• ACTIVITY:
From the entries that follow, extract each line holding the string "getMaxValue".

☆ ☆ ☆ ☆ ☆

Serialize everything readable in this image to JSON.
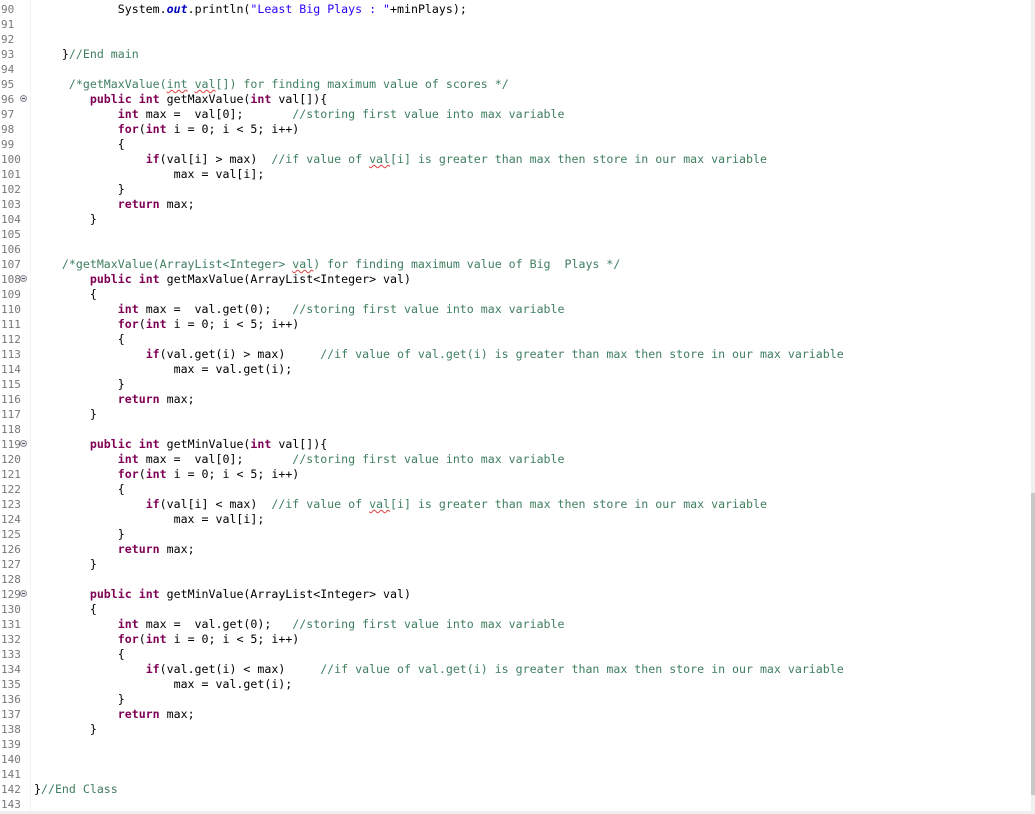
{
  "editor": {
    "language": "java",
    "colors": {
      "keyword": "#7f0055",
      "comment": "#3f7f5f",
      "string": "#2a00ff",
      "static_field": "#0000c0",
      "line_number": "#787878"
    },
    "lines": [
      {
        "n": "90",
        "fold": false,
        "tokens": [
          [
            "",
            "            "
          ],
          [
            "",
            "System."
          ],
          [
            "fld",
            "out"
          ],
          [
            "",
            ".println("
          ],
          [
            "str",
            "\"Least Big Plays : \""
          ],
          [
            "",
            "+minPlays);"
          ]
        ]
      },
      {
        "n": "91",
        "fold": false,
        "tokens": []
      },
      {
        "n": "92",
        "fold": false,
        "tokens": []
      },
      {
        "n": "93",
        "fold": false,
        "tokens": [
          [
            "",
            "    }"
          ],
          [
            "cm",
            "//End main"
          ]
        ]
      },
      {
        "n": "94",
        "fold": false,
        "tokens": []
      },
      {
        "n": "95",
        "fold": false,
        "tokens": [
          [
            "cm",
            "     /*getMaxValue("
          ],
          [
            "cm sq",
            "int"
          ],
          [
            "cm",
            " "
          ],
          [
            "cm sq",
            "val"
          ],
          [
            "cm",
            "[]) for finding maximum value of scores */"
          ]
        ]
      },
      {
        "n": "96",
        "fold": true,
        "tokens": [
          [
            "",
            "        "
          ],
          [
            "kw",
            "public"
          ],
          [
            "",
            " "
          ],
          [
            "kw",
            "int"
          ],
          [
            "",
            " getMaxValue("
          ],
          [
            "kw",
            "int"
          ],
          [
            "",
            " val[]){"
          ]
        ]
      },
      {
        "n": "97",
        "fold": false,
        "tokens": [
          [
            "",
            "            "
          ],
          [
            "kw",
            "int"
          ],
          [
            "",
            " max =  val[0];       "
          ],
          [
            "cm",
            "//storing first value into max variable"
          ]
        ]
      },
      {
        "n": "98",
        "fold": false,
        "tokens": [
          [
            "",
            "            "
          ],
          [
            "kw",
            "for"
          ],
          [
            "",
            "("
          ],
          [
            "kw",
            "int"
          ],
          [
            "",
            " i = 0; i < 5; i++)"
          ]
        ]
      },
      {
        "n": "99",
        "fold": false,
        "tokens": [
          [
            "",
            "            {"
          ]
        ]
      },
      {
        "n": "100",
        "fold": false,
        "tokens": [
          [
            "",
            "                "
          ],
          [
            "kw",
            "if"
          ],
          [
            "",
            "(val[i] > max)  "
          ],
          [
            "cm",
            "//if value of "
          ],
          [
            "cm sq",
            "val"
          ],
          [
            "cm",
            "[i] is greater than max then store in our max variable"
          ]
        ]
      },
      {
        "n": "101",
        "fold": false,
        "tokens": [
          [
            "",
            "                    max = val[i];"
          ]
        ]
      },
      {
        "n": "102",
        "fold": false,
        "tokens": [
          [
            "",
            "            }"
          ]
        ]
      },
      {
        "n": "103",
        "fold": false,
        "tokens": [
          [
            "",
            "            "
          ],
          [
            "kw",
            "return"
          ],
          [
            "",
            " max;"
          ]
        ]
      },
      {
        "n": "104",
        "fold": false,
        "tokens": [
          [
            "",
            "        }"
          ]
        ]
      },
      {
        "n": "105",
        "fold": false,
        "tokens": []
      },
      {
        "n": "106",
        "fold": false,
        "tokens": []
      },
      {
        "n": "107",
        "fold": false,
        "tokens": [
          [
            "cm",
            "    /*getMaxValue(ArrayList<Integer> "
          ],
          [
            "cm sq",
            "val"
          ],
          [
            "cm",
            ") for finding maximum value of Big  Plays */"
          ]
        ]
      },
      {
        "n": "108",
        "fold": true,
        "tokens": [
          [
            "",
            "        "
          ],
          [
            "kw",
            "public"
          ],
          [
            "",
            " "
          ],
          [
            "kw",
            "int"
          ],
          [
            "",
            " getMaxValue(ArrayList<Integer> val)"
          ]
        ]
      },
      {
        "n": "109",
        "fold": false,
        "tokens": [
          [
            "",
            "        {"
          ]
        ]
      },
      {
        "n": "110",
        "fold": false,
        "tokens": [
          [
            "",
            "            "
          ],
          [
            "kw",
            "int"
          ],
          [
            "",
            " max =  val.get(0);   "
          ],
          [
            "cm",
            "//storing first value into max variable"
          ]
        ]
      },
      {
        "n": "111",
        "fold": false,
        "tokens": [
          [
            "",
            "            "
          ],
          [
            "kw",
            "for"
          ],
          [
            "",
            "("
          ],
          [
            "kw",
            "int"
          ],
          [
            "",
            " i = 0; i < 5; i++)"
          ]
        ]
      },
      {
        "n": "112",
        "fold": false,
        "tokens": [
          [
            "",
            "            {"
          ]
        ]
      },
      {
        "n": "113",
        "fold": false,
        "tokens": [
          [
            "",
            "                "
          ],
          [
            "kw",
            "if"
          ],
          [
            "",
            "(val.get(i) > max)     "
          ],
          [
            "cm",
            "//if value of val.get(i) is greater than max then store in our max variable"
          ]
        ]
      },
      {
        "n": "114",
        "fold": false,
        "tokens": [
          [
            "",
            "                    max = val.get(i);"
          ]
        ]
      },
      {
        "n": "115",
        "fold": false,
        "tokens": [
          [
            "",
            "            }"
          ]
        ]
      },
      {
        "n": "116",
        "fold": false,
        "tokens": [
          [
            "",
            "            "
          ],
          [
            "kw",
            "return"
          ],
          [
            "",
            " max;"
          ]
        ]
      },
      {
        "n": "117",
        "fold": false,
        "tokens": [
          [
            "",
            "        }"
          ]
        ]
      },
      {
        "n": "118",
        "fold": false,
        "tokens": []
      },
      {
        "n": "119",
        "fold": true,
        "tokens": [
          [
            "",
            "        "
          ],
          [
            "kw",
            "public"
          ],
          [
            "",
            " "
          ],
          [
            "kw",
            "int"
          ],
          [
            "",
            " getMinValue("
          ],
          [
            "kw",
            "int"
          ],
          [
            "",
            " val[]){"
          ]
        ]
      },
      {
        "n": "120",
        "fold": false,
        "tokens": [
          [
            "",
            "            "
          ],
          [
            "kw",
            "int"
          ],
          [
            "",
            " max =  val[0];       "
          ],
          [
            "cm",
            "//storing first value into max variable"
          ]
        ]
      },
      {
        "n": "121",
        "fold": false,
        "tokens": [
          [
            "",
            "            "
          ],
          [
            "kw",
            "for"
          ],
          [
            "",
            "("
          ],
          [
            "kw",
            "int"
          ],
          [
            "",
            " i = 0; i < 5; i++)"
          ]
        ]
      },
      {
        "n": "122",
        "fold": false,
        "tokens": [
          [
            "",
            "            {"
          ]
        ]
      },
      {
        "n": "123",
        "fold": false,
        "tokens": [
          [
            "",
            "                "
          ],
          [
            "kw",
            "if"
          ],
          [
            "",
            "(val[i] < max)  "
          ],
          [
            "cm",
            "//if value of "
          ],
          [
            "cm sq",
            "val"
          ],
          [
            "cm",
            "[i] is greater than max then store in our max variable"
          ]
        ]
      },
      {
        "n": "124",
        "fold": false,
        "tokens": [
          [
            "",
            "                    max = val[i];"
          ]
        ]
      },
      {
        "n": "125",
        "fold": false,
        "tokens": [
          [
            "",
            "            }"
          ]
        ]
      },
      {
        "n": "126",
        "fold": false,
        "tokens": [
          [
            "",
            "            "
          ],
          [
            "kw",
            "return"
          ],
          [
            "",
            " max;"
          ]
        ]
      },
      {
        "n": "127",
        "fold": false,
        "tokens": [
          [
            "",
            "        }"
          ]
        ]
      },
      {
        "n": "128",
        "fold": false,
        "tokens": []
      },
      {
        "n": "129",
        "fold": true,
        "tokens": [
          [
            "",
            "        "
          ],
          [
            "kw",
            "public"
          ],
          [
            "",
            " "
          ],
          [
            "kw",
            "int"
          ],
          [
            "",
            " getMinValue(ArrayList<Integer> val)"
          ]
        ]
      },
      {
        "n": "130",
        "fold": false,
        "tokens": [
          [
            "",
            "        {"
          ]
        ]
      },
      {
        "n": "131",
        "fold": false,
        "tokens": [
          [
            "",
            "            "
          ],
          [
            "kw",
            "int"
          ],
          [
            "",
            " max =  val.get(0);   "
          ],
          [
            "cm",
            "//storing first value into max variable"
          ]
        ]
      },
      {
        "n": "132",
        "fold": false,
        "tokens": [
          [
            "",
            "            "
          ],
          [
            "kw",
            "for"
          ],
          [
            "",
            "("
          ],
          [
            "kw",
            "int"
          ],
          [
            "",
            " i = 0; i < 5; i++)"
          ]
        ]
      },
      {
        "n": "133",
        "fold": false,
        "tokens": [
          [
            "",
            "            {"
          ]
        ]
      },
      {
        "n": "134",
        "fold": false,
        "tokens": [
          [
            "",
            "                "
          ],
          [
            "kw",
            "if"
          ],
          [
            "",
            "(val.get(i) < max)     "
          ],
          [
            "cm",
            "//if value of val.get(i) is greater than max then store in our max variable"
          ]
        ]
      },
      {
        "n": "135",
        "fold": false,
        "tokens": [
          [
            "",
            "                    max = val.get(i);"
          ]
        ]
      },
      {
        "n": "136",
        "fold": false,
        "tokens": [
          [
            "",
            "            }"
          ]
        ]
      },
      {
        "n": "137",
        "fold": false,
        "tokens": [
          [
            "",
            "            "
          ],
          [
            "kw",
            "return"
          ],
          [
            "",
            " max;"
          ]
        ]
      },
      {
        "n": "138",
        "fold": false,
        "tokens": [
          [
            "",
            "        }"
          ]
        ]
      },
      {
        "n": "139",
        "fold": false,
        "tokens": []
      },
      {
        "n": "140",
        "fold": false,
        "tokens": []
      },
      {
        "n": "141",
        "fold": false,
        "tokens": []
      },
      {
        "n": "142",
        "fold": false,
        "tokens": [
          [
            "",
            "}"
          ],
          [
            "cm",
            "//End Class"
          ]
        ]
      },
      {
        "n": "143",
        "fold": false,
        "tokens": []
      }
    ]
  },
  "scrollbar": {
    "position_fraction": 0.61,
    "visible_fraction": 0.37
  }
}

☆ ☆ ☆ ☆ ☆

• WRITTEN RESPONSE:
            "     /*getMaxValue("
            " getMaxValue("
            "    /*getMaxValue(ArrayList<Integer> "
            " getMaxValue(ArrayList<Integer> val)"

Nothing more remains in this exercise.